Task input >>
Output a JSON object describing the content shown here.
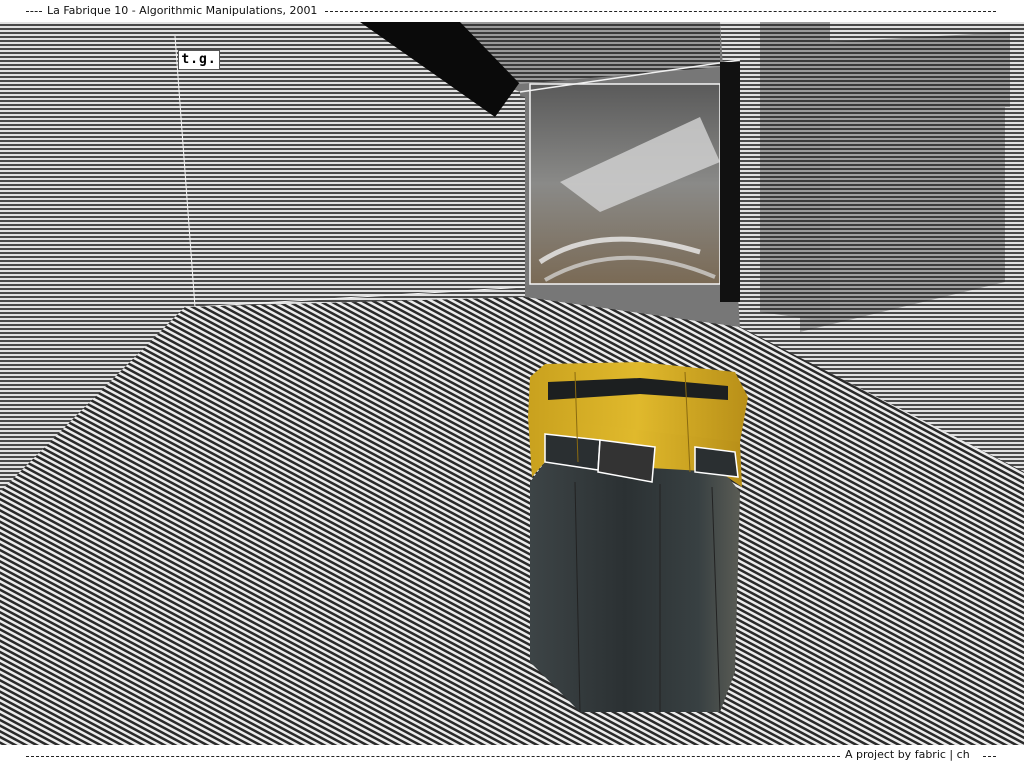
{
  "header": {
    "title": "La Fabrique 10 - Algorithmic Manipulations, 2001"
  },
  "scene": {
    "tag_label": "t.g.",
    "colors": {
      "wall_light": "#d9d9d9",
      "wall_dark": "#3a3a3a",
      "floor_light": "#e6e6e6",
      "floor_dark": "#2a2a2a",
      "bin_yellow": "#d4aa22",
      "bin_body": "#2e3436"
    }
  },
  "footer": {
    "credit_prefix": "A project by",
    "link_fabric": "fabric",
    "separator": " | ",
    "link_ch": "ch"
  }
}
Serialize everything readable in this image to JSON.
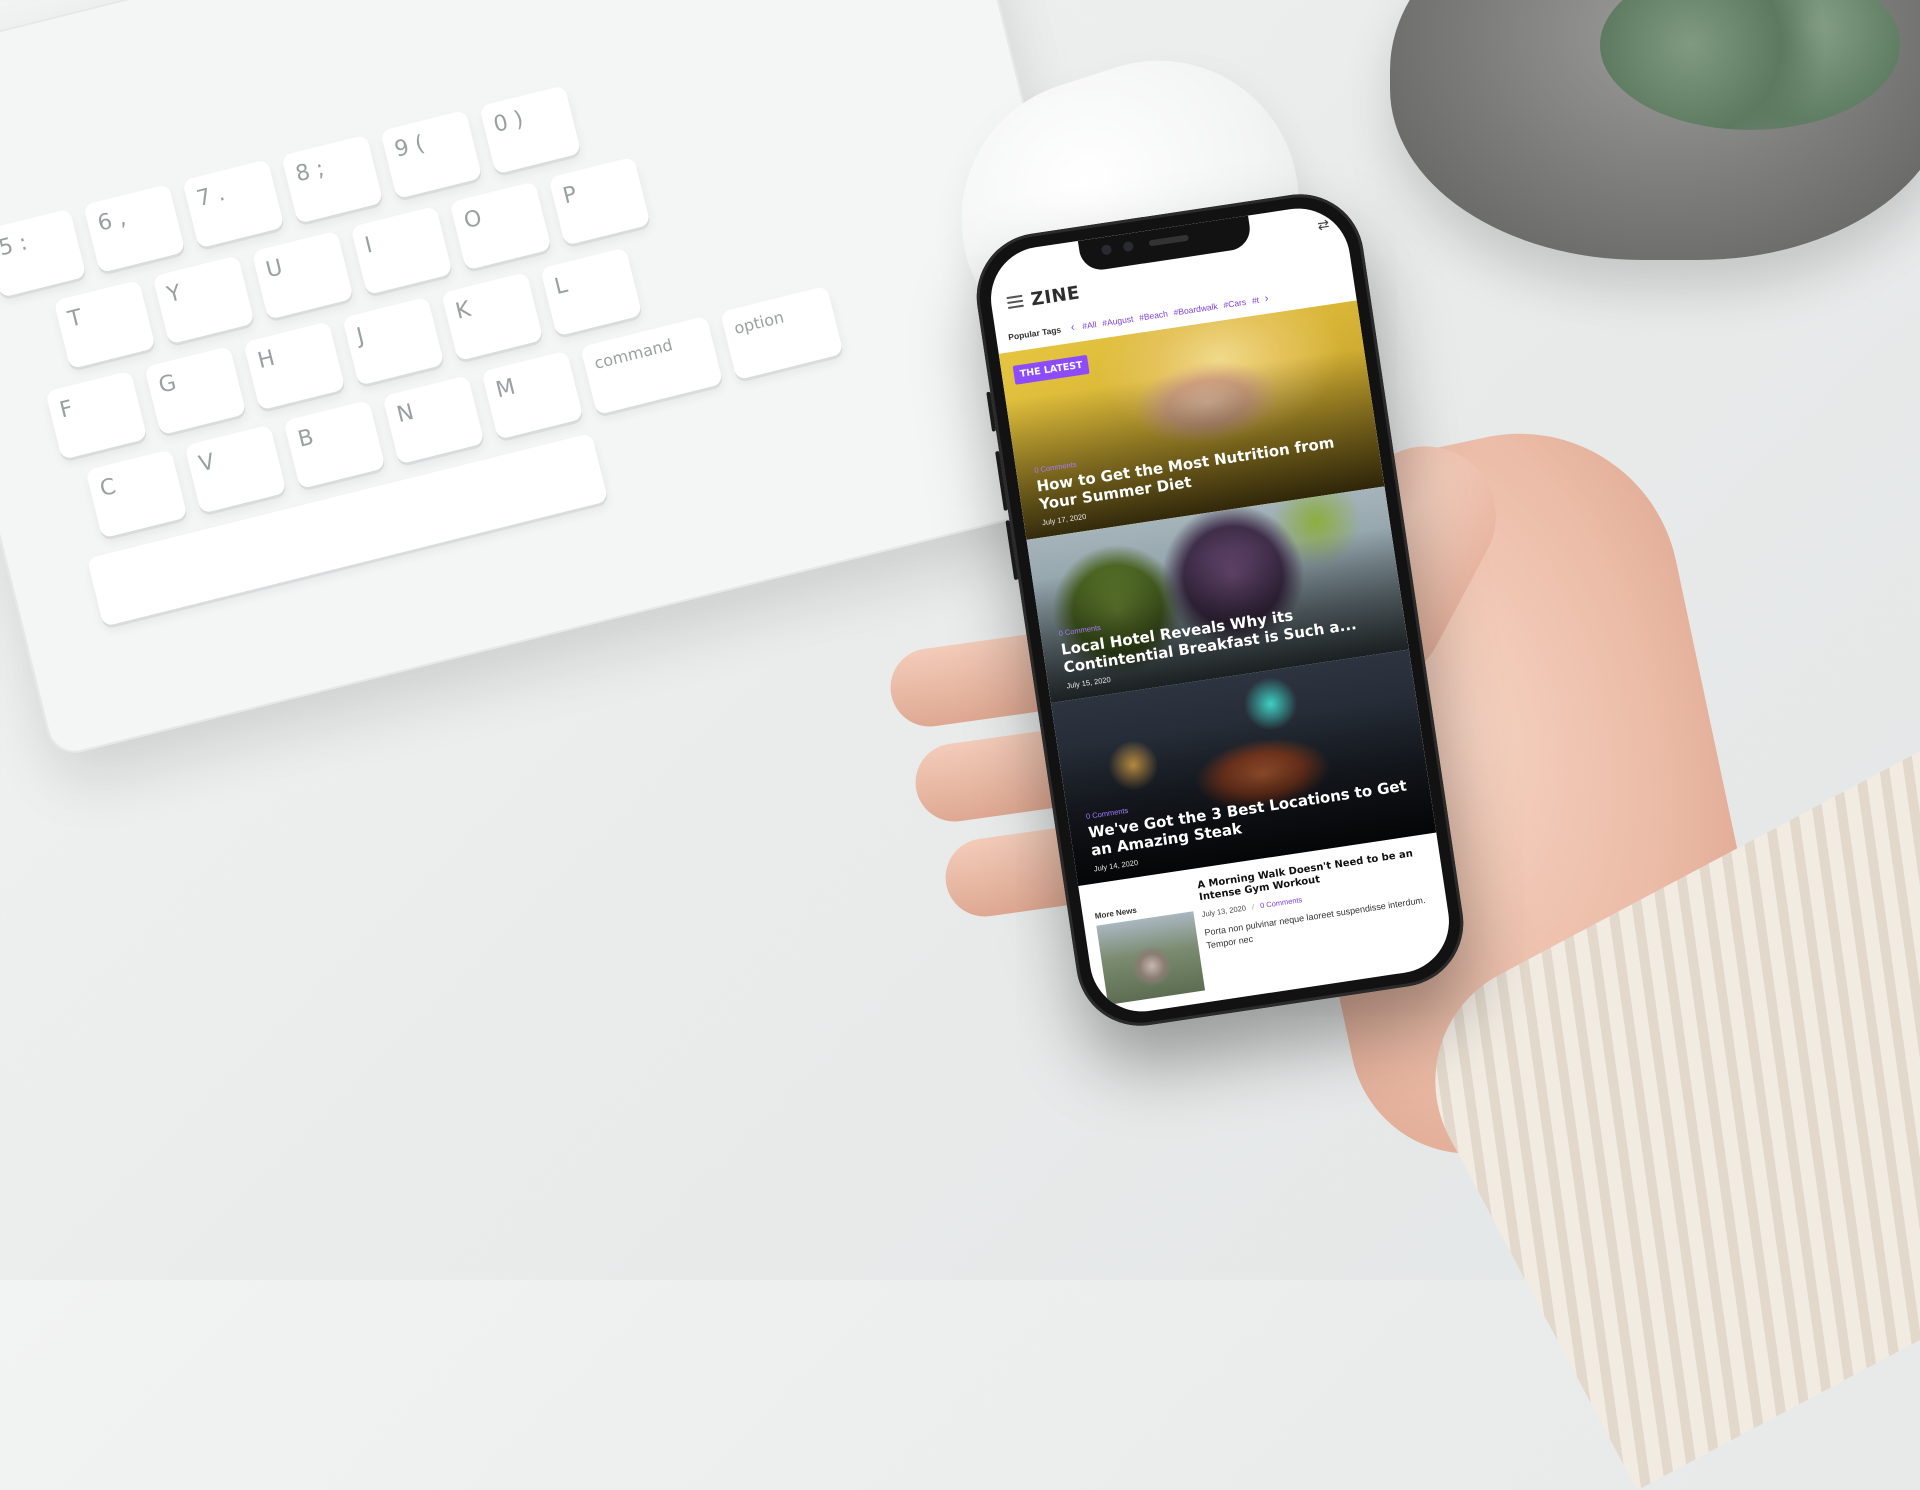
{
  "app": {
    "logo": "ZINE"
  },
  "tags": {
    "label": "Popular Tags",
    "items": [
      "#All",
      "#August",
      "#Beach",
      "#Boardwalk",
      "#Cars",
      "#t"
    ]
  },
  "featured": {
    "badge": "THE LATEST",
    "posts": [
      {
        "comments": "0 Comments",
        "title": "How to Get the Most Nutrition from Your Summer Diet",
        "date": "July 17, 2020"
      },
      {
        "comments": "0 Comments",
        "title": "Local Hotel Reveals Why its Contintential Breakfast is Such a...",
        "date": "July 15, 2020"
      },
      {
        "comments": "0 Comments",
        "title": "We've Got the 3 Best Locations to Get an Amazing Steak",
        "date": "July 14, 2020"
      }
    ]
  },
  "more_news": {
    "label": "More News",
    "item": {
      "title": "A Morning Walk Doesn't Need to be an Intense Gym Workout",
      "date": "July 13, 2020",
      "separator": "/",
      "comments": "0 Comments",
      "excerpt": "Porta non pulvinar neque laoreet suspendisse interdum. Tempor nec"
    }
  },
  "keyboard": {
    "keys": [
      "5 :",
      "6 ,",
      "7 .",
      "8 ;",
      "9 (",
      "0 )",
      "T",
      "Y",
      "U",
      "I",
      "O",
      "P",
      "F",
      "G",
      "H",
      "J",
      "K",
      "L",
      "C",
      "V",
      "B",
      "N",
      "M",
      "command",
      "option"
    ]
  },
  "colors": {
    "accent": "#7b3fe4",
    "badge": "#8d4bff"
  },
  "icons": {
    "menu": "menu-icon",
    "shuffle": "shuffle-icon",
    "arrow_left": "chevron-left-icon",
    "arrow_right": "chevron-right-icon"
  }
}
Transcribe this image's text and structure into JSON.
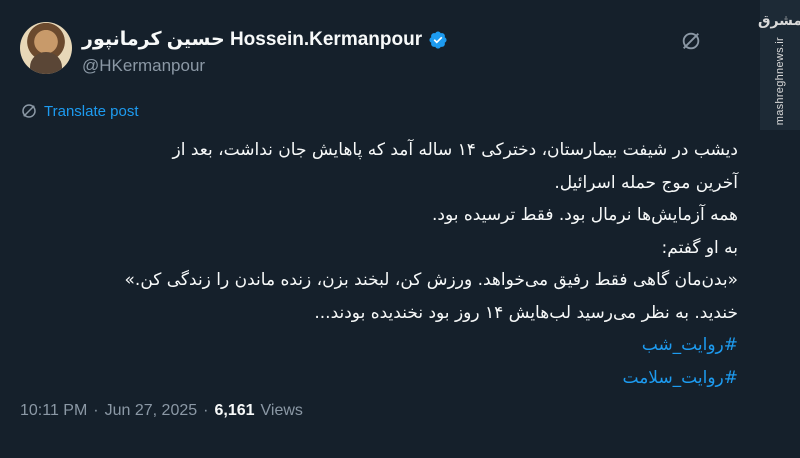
{
  "author": {
    "display_name": "حسین کرمانپور Hossein.Kermanpour",
    "handle": "@HKermanpour",
    "avatar_icon": "avatar-photo"
  },
  "translate_label": "Translate post",
  "watermark": {
    "mark": "مشرق",
    "site": "mashreghnews.ir"
  },
  "tweet": {
    "lines": [
      "دیشب در شیفت بیمارستان، دخترکی ۱۴ ساله آمد که پاهایش جان نداشت، بعد از",
      "آخرین موج حمله اسرائیل.",
      "همه آزمایش‌ها نرمال بود. فقط ترسیده بود.",
      "به او گفتم:",
      "«بدن‌مان گاهی فقط رفیق می‌خواهد. ورزش کن، لبخند بزن، زنده ماندن را زندگی کن.»",
      "خندید. به نظر می‌رسید لب‌هایش ۱۴ روز بود نخندیده بودند..."
    ],
    "hashtags": [
      "#روایت_شب",
      "#روایت_سلامت"
    ]
  },
  "meta": {
    "time": "10:11 PM",
    "separator": "·",
    "date": "Jun 27, 2025",
    "views_count": "6,161",
    "views_label": "Views"
  },
  "colors": {
    "background": "#15202b",
    "accent": "#1d9bf0",
    "muted": "#8b98a5"
  }
}
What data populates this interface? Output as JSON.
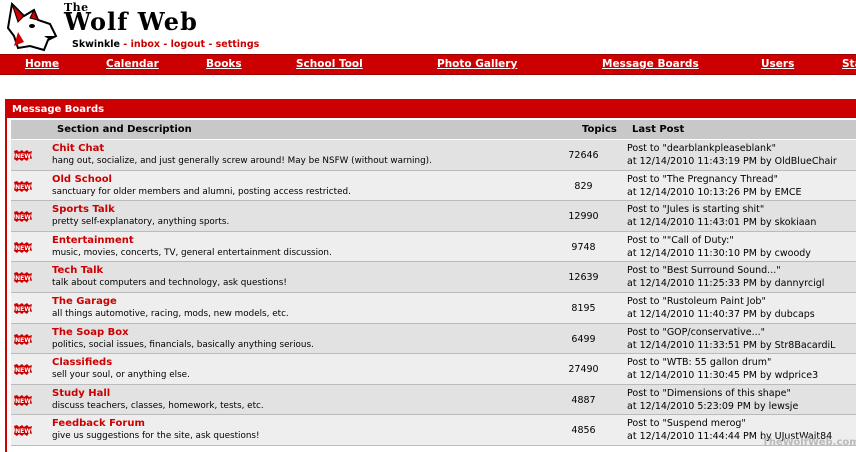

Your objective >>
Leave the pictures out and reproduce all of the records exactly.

Response to the exercise >>
Output a JSON object describing the content shown here.
{
  "header": {
    "title": "La Fabrique 10 - Algorithmic Manipulations, 2001"
  },
  "scene": {
    "tag_label": "t.g.",
    "colors": {
      "wall_light": "#d9d9d9",
      "wall_dark": "#3a3a3a",
      "floor_light": "#e6e6e6",
      "floor_dark": "#2a2a2a",
      "bin_yellow": "#d4aa22",
      "bin_body": "#2e3436"
    }
  },
  "footer": {
    "credit_prefix": "A project by",
    "link_fabric": "fabric",
    "separator": " | ",
    "link_ch": "ch"
  }
}
Serialize everything readable in this image to JSON.
{
  "app": {
    "logo": "ZINE"
  },
  "tags": {
    "label": "Popular Tags",
    "items": [
      "#All",
      "#August",
      "#Beach",
      "#Boardwalk",
      "#Cars",
      "#t"
    ]
  },
  "featured": {
    "badge": "THE LATEST",
    "posts": [
      {
        "comments": "0 Comments",
        "title": "How to Get the Most Nutrition from Your Summer Diet",
        "date": "July 17, 2020"
      },
      {
        "comments": "0 Comments",
        "title": "Local Hotel Reveals Why its Contintential Breakfast is Such a...",
        "date": "July 15, 2020"
      },
      {
        "comments": "0 Comments",
        "title": "We've Got the 3 Best Locations to Get an Amazing Steak",
        "date": "July 14, 2020"
      }
    ]
  },
  "more_news": {
    "label": "More News",
    "item": {
      "title": "A Morning Walk Doesn't Need to be an Intense Gym Workout",
      "date": "July 13, 2020",
      "separator": "/",
      "comments": "0 Comments",
      "excerpt": "Porta non pulvinar neque laoreet suspendisse interdum. Tempor nec"
    }
  },
  "keyboard": {
    "keys": [
      "5 :",
      "6 ,",
      "7 .",
      "8 ;",
      "9 (",
      "0 )",
      "T",
      "Y",
      "U",
      "I",
      "O",
      "P",
      "F",
      "G",
      "H",
      "J",
      "K",
      "L",
      "C",
      "V",
      "B",
      "N",
      "M",
      "command",
      "option"
    ]
  },
  "colors": {
    "accent": "#7b3fe4",
    "badge": "#8d4bff"
  },
  "icons": {
    "menu": "menu-icon",
    "shuffle": "shuffle-icon",
    "arrow_left": "chevron-left-icon",
    "arrow_right": "chevron-right-icon"
  }
}
Transcribe this image's text and structure into JSON.
{
  "author": {
    "display_name": "حسین کرمانپور Hossein.Kermanpour",
    "handle": "@HKermanpour",
    "avatar_icon": "avatar-photo"
  },
  "translate_label": "Translate post",
  "watermark": {
    "mark": "مشرق",
    "site": "mashreghnews.ir"
  },
  "tweet": {
    "lines": [
      "دیشب در شیفت بیمارستان، دخترکی ۱۴ ساله آمد که پاهایش جان نداشت، بعد از",
      "آخرین موج حمله اسرائیل.",
      "همه آزمایش‌ها نرمال بود. فقط ترسیده بود.",
      "به او گفتم:",
      "«بدن‌مان گاهی فقط رفیق می‌خواهد. ورزش کن، لبخند بزن، زنده ماندن را زندگی کن.»",
      "خندید. به نظر می‌رسید لب‌هایش ۱۴ روز بود نخندیده بودند..."
    ],
    "hashtags": [
      "#روایت_شب",
      "#روایت_سلامت"
    ]
  },
  "meta": {
    "time": "10:11 PM",
    "separator": "·",
    "date": "Jun 27, 2025",
    "views_count": "6,161",
    "views_label": "Views"
  },
  "colors": {
    "background": "#15202b",
    "accent": "#1d9bf0",
    "muted": "#8b98a5"
  }
}
What data populates this interface? Output as JSON.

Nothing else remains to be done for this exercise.